Lyme disease is familiar to people as a tick-borne illness that starts with a ringed rash and can lead to a complicated and painful infection. Because it starts with the telltale rash, it is often caught early in people and does not progress. In dogs, though, pet owners should watch for very different signals of Lyme disease. These symptoms include:
- Lethargy and depression
- Limping or lameness
- Inflammation in the joints
If the infection progresses it will ultimately lead to organ damage and even death.
Here in North Carolina, we are thankfully not in one of the areas of highest concentration for this disease. The Northeast and Upper Midwest both have much worse outbreaks of Lyme disease, but that doesn’t mean we should get complacent.

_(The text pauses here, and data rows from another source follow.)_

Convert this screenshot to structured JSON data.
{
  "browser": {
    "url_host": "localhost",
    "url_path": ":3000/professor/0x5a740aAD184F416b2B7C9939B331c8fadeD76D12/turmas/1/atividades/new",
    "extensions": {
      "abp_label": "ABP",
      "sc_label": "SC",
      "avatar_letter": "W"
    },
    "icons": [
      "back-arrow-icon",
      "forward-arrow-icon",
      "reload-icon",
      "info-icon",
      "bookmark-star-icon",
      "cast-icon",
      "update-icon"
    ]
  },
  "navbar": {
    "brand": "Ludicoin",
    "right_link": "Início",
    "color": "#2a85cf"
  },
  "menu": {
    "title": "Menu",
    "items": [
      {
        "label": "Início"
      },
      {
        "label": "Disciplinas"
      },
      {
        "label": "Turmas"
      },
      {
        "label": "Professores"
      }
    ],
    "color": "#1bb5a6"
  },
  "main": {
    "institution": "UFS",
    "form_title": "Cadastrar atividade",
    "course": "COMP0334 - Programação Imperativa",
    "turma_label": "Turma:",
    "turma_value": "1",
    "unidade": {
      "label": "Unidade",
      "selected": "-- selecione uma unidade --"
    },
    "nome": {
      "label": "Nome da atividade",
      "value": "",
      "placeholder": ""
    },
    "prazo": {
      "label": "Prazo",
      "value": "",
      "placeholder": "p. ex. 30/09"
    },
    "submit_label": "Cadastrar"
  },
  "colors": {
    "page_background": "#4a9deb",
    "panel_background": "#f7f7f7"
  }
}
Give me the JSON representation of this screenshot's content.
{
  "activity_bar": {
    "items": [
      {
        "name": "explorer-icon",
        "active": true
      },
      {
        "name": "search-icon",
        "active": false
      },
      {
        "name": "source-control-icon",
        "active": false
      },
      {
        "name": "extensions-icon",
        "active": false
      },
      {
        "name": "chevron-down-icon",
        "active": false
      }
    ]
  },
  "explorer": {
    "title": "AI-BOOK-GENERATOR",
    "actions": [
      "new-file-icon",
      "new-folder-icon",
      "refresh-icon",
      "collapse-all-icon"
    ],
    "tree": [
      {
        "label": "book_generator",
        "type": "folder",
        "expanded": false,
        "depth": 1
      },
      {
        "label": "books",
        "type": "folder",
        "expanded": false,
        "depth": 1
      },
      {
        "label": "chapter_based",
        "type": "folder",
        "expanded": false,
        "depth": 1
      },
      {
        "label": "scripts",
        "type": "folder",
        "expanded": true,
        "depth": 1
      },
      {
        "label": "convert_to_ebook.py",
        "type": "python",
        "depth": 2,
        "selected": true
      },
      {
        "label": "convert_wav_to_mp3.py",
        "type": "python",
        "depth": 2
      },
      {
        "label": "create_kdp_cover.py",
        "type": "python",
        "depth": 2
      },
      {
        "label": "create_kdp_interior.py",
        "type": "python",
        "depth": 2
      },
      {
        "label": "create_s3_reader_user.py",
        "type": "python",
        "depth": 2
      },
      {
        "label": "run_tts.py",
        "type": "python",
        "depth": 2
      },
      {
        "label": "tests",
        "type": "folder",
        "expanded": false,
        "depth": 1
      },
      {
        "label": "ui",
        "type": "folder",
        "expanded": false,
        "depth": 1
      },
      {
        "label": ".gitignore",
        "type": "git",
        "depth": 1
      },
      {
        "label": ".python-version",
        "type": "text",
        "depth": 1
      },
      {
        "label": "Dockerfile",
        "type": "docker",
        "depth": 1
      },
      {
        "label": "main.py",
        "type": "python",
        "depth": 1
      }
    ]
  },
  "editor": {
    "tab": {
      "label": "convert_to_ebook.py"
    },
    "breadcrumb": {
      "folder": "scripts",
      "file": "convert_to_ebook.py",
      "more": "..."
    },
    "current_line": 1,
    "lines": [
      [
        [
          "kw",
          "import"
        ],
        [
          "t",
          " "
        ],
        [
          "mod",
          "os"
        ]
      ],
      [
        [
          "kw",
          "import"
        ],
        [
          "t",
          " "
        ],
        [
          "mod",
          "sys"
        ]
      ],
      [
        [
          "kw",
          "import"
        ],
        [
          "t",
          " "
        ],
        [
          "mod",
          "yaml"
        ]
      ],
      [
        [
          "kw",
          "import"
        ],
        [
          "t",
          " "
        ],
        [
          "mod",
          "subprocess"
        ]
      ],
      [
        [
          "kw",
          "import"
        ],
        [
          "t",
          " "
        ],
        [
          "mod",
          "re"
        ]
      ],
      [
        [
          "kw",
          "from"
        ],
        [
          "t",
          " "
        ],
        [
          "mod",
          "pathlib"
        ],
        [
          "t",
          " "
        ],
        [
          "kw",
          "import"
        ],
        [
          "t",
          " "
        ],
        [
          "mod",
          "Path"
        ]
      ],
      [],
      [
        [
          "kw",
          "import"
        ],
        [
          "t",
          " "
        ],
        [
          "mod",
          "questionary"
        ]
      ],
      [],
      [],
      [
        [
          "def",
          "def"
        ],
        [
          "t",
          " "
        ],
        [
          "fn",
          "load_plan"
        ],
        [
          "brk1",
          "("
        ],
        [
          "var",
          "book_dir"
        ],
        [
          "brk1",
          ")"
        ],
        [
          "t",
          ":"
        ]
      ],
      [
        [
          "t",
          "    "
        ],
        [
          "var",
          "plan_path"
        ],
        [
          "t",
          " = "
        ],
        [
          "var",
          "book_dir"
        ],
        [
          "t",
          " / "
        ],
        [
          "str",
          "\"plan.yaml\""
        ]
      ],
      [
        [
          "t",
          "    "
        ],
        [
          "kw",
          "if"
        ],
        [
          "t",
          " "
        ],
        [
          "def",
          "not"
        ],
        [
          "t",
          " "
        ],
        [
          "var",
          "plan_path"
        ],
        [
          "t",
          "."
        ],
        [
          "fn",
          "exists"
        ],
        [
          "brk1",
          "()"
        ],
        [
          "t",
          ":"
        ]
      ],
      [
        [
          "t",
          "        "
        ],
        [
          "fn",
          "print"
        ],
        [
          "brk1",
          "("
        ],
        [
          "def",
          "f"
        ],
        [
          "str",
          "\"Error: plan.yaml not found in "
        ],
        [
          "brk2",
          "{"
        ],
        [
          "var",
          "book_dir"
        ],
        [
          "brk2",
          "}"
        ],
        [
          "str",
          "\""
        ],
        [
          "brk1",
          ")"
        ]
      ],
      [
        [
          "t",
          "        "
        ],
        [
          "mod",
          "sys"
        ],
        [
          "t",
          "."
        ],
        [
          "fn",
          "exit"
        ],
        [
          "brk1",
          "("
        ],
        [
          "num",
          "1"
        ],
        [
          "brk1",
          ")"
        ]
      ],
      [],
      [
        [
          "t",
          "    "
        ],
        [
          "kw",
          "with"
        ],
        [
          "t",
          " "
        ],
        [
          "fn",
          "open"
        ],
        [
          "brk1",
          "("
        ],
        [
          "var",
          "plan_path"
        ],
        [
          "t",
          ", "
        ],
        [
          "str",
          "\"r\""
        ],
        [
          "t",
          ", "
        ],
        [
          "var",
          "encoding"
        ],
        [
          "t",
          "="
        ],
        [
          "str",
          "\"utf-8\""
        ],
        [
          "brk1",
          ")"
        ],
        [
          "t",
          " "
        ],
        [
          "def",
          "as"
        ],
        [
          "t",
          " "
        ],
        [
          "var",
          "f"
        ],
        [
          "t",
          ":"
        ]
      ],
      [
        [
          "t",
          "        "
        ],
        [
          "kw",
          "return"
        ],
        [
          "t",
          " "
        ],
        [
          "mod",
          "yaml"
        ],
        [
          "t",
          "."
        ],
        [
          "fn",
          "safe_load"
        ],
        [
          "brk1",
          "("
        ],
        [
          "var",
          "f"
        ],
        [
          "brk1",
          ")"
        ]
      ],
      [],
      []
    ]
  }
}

Because the cause is from ticks, mostly the blacklegged tick (also known as the deer tick), prevention focuses on stopping these ticks from landing on your furry friend. Deer ticks are found in the woods, tall grass, and in marshes. As the name suggests, they are often on deer and other woodland animals. They can only crawl, so they wait at the end of leaves and blades of grass for someone or something to pass by. Whether it’s a deer, a dog, or a human, the tick will then cling on, and begin burrowing themselves into the skin.
The bite often goes undetected, so you should make sure to check yourself and your pets when you come in after some time outdoors. The tick will pass on the Lyme borreliosis bacteria which causes Lyme disease, but it will take over 24 hours before it can be fully transmitted into the bloodstream. This gives you a little time to find the offending bug and remove them.
But you can’t catch them all and sometimes a pet becomes infected. Treating people is actually a much more complicated process. Dogs have a better and more simple recovery, generally. After two or three days of taking the antibiotic, the dog is likely to be right back to their old selves again. This does not mean they can stop taking the antibiotic, though. Finish off the cycle as prescribed, and then they should be good to go.
Veterinarians have a couple tests they can do to determine if your pet is infected, so if you suspect Lyme disease, bring your animal by Dogwood Vet or another Chapel Hill are clinic immediately. We can confirm the suspected diagnosis and treat it quickly before this painful disease advances.